● YOUR GOAL
Restate the records below word for word.
::::::::::
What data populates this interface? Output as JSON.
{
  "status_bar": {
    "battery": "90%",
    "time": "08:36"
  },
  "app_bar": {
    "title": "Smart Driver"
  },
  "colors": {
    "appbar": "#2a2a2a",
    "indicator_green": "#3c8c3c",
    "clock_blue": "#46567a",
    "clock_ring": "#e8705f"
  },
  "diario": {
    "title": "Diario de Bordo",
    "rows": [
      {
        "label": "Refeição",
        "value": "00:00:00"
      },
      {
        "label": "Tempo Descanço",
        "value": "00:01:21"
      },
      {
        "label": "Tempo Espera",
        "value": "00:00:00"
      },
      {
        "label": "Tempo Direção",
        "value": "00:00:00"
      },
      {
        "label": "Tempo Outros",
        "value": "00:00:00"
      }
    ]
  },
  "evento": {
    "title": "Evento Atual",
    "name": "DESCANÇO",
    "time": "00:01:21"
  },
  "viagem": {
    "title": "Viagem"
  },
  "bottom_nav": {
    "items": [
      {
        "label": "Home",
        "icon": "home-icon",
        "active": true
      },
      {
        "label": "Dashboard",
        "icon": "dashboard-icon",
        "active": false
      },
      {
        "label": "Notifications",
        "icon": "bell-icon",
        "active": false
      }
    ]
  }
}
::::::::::
● EXPECTED OUTPUT
What data populates this interface? Output as JSON.
{
  "status_bar": {
    "battery": "90%",
    "time": "08:36"
  },
  "app_bar": {
    "title": "Smart Driver"
  },
  "colors": {
    "appbar": "#2a2a2a",
    "indicator_green": "#3c8c3c",
    "clock_blue": "#46567a",
    "clock_ring": "#e8705f"
  },
  "diario": {
    "title": "Diario de Bordo",
    "rows": [
      {
        "label": "Refeição",
        "value": "00:00:00"
      },
      {
        "label": "Tempo Descanço",
        "value": "00:01:21"
      },
      {
        "label": "Tempo Espera",
        "value": "00:00:00"
      },
      {
        "label": "Tempo Direção",
        "value": "00:00:00"
      },
      {
        "label": "Tempo Outros",
        "value": "00:00:00"
      }
    ]
  },
  "evento": {
    "title": "Evento Atual",
    "name": "DESCANÇO",
    "time": "00:01:21"
  },
  "viagem": {
    "title": "Viagem"
  },
  "bottom_nav": {
    "items": [
      {
        "label": "Home",
        "icon": "home-icon",
        "active": true
      },
      {
        "label": "Dashboard",
        "icon": "dashboard-icon",
        "active": false
      },
      {
        "label": "Notifications",
        "icon": "bell-icon",
        "active": false
      }
    ]
  }
}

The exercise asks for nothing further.